### EXERCISE
Filter the entries for lines with the word "promote".

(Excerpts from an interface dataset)
# # #
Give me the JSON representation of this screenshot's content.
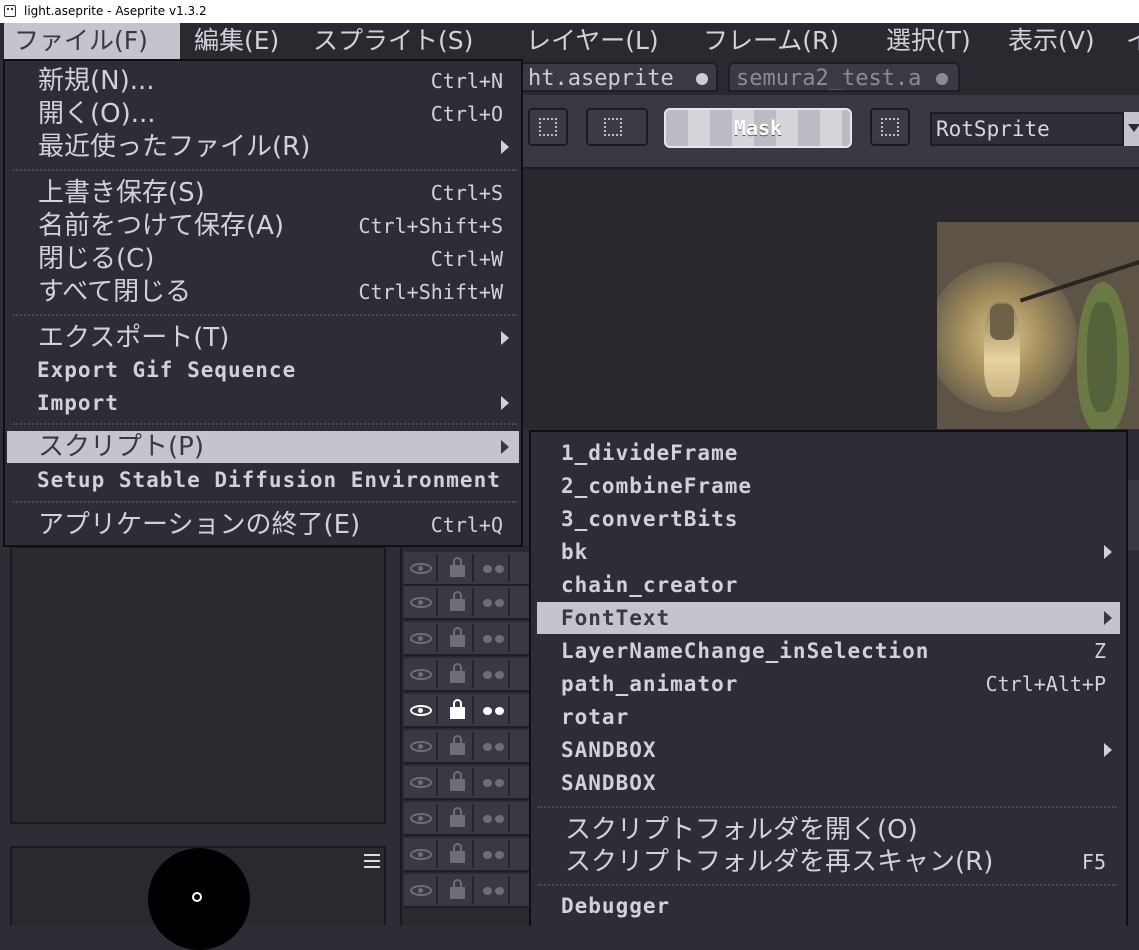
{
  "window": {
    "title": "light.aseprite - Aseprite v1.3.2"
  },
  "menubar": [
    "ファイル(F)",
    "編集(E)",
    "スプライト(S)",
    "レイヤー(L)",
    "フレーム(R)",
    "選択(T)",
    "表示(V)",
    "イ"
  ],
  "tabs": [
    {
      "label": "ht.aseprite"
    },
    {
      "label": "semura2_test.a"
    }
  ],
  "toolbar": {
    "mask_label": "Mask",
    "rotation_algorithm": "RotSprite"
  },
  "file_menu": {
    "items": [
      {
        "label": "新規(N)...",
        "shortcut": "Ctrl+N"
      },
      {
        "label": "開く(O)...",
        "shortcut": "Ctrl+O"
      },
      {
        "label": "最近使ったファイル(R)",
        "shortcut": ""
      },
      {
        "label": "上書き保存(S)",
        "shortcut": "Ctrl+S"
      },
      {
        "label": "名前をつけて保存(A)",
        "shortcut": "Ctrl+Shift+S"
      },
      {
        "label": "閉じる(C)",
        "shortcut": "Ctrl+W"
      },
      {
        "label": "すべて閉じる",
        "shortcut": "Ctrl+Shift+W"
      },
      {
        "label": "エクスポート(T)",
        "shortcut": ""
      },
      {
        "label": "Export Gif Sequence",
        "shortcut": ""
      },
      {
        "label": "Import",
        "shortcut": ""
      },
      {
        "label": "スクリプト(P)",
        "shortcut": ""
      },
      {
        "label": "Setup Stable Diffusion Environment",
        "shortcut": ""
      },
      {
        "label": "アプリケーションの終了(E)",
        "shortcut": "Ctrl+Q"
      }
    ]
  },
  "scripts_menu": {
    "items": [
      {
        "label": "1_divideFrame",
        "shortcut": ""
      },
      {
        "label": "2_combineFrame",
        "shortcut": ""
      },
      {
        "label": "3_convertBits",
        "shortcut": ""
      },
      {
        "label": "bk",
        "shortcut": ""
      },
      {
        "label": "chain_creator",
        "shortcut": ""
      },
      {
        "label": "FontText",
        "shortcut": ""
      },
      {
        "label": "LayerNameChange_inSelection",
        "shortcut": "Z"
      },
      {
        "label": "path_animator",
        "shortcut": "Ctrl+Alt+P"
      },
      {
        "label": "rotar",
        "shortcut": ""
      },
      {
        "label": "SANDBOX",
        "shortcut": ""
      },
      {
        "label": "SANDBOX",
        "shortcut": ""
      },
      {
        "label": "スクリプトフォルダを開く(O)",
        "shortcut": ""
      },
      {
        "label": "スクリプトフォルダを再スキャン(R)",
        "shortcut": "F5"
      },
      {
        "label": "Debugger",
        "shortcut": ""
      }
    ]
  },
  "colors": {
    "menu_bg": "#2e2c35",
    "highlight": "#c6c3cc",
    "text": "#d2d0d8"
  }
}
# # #
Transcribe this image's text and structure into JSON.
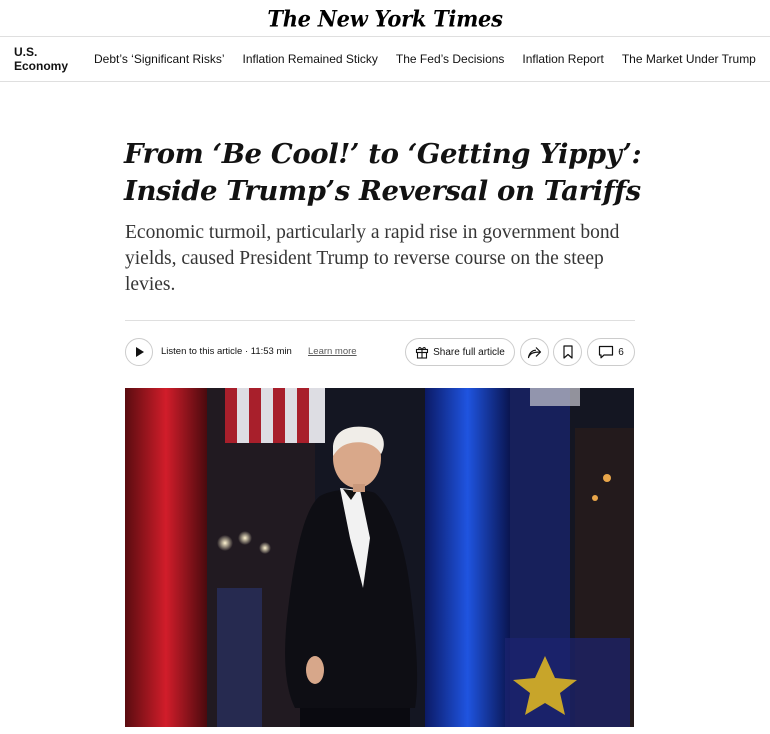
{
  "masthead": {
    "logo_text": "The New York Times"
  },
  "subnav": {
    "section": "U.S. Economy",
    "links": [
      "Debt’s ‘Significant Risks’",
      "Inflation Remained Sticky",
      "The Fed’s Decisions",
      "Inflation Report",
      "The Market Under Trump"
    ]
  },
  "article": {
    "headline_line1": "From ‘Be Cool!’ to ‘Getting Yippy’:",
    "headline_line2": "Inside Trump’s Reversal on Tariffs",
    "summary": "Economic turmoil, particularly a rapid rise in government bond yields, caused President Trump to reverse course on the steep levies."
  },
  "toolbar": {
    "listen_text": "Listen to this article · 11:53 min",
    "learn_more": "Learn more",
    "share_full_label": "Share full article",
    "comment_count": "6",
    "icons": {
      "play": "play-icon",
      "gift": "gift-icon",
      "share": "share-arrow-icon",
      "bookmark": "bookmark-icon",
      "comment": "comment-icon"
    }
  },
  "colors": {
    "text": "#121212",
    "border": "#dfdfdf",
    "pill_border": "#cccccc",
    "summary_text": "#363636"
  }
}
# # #
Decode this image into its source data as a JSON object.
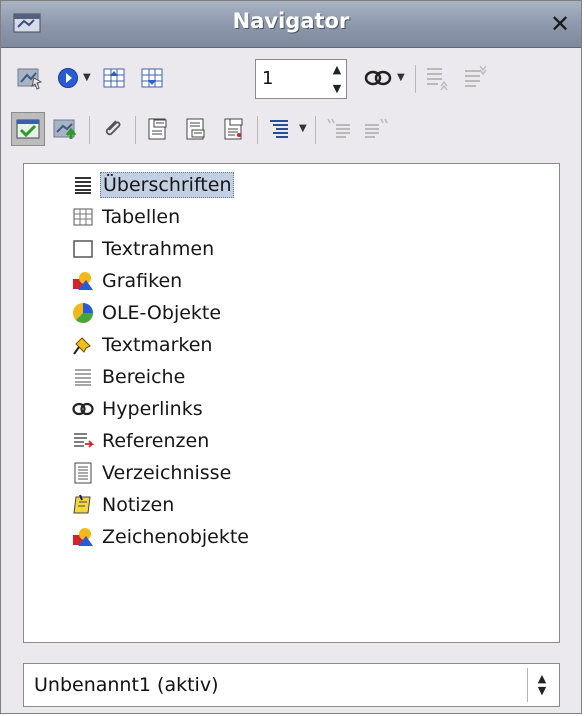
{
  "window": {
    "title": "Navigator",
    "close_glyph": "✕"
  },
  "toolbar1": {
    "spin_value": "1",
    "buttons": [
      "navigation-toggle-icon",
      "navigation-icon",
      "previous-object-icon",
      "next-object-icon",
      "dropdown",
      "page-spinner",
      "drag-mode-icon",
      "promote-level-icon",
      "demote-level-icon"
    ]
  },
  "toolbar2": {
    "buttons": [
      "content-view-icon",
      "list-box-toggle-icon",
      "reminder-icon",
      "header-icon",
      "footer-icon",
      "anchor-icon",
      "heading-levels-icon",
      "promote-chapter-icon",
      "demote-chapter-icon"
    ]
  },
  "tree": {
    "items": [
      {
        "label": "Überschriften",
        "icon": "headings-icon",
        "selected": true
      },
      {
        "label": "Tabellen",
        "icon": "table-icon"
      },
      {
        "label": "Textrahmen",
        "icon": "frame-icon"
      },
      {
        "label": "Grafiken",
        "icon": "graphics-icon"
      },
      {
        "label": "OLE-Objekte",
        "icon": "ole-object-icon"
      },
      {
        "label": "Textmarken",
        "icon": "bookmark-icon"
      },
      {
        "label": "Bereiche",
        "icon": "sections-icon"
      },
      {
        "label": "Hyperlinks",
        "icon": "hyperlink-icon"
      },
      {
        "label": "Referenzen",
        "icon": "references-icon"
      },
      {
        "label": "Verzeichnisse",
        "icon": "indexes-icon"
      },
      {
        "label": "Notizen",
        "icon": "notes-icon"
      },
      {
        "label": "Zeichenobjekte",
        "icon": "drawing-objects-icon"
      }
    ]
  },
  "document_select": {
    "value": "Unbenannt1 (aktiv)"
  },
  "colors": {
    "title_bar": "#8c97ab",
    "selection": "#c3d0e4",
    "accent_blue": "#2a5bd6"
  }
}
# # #
### PROBLEM SOLUTION
      "promote-level-icon",
      "promote-chapter-icon",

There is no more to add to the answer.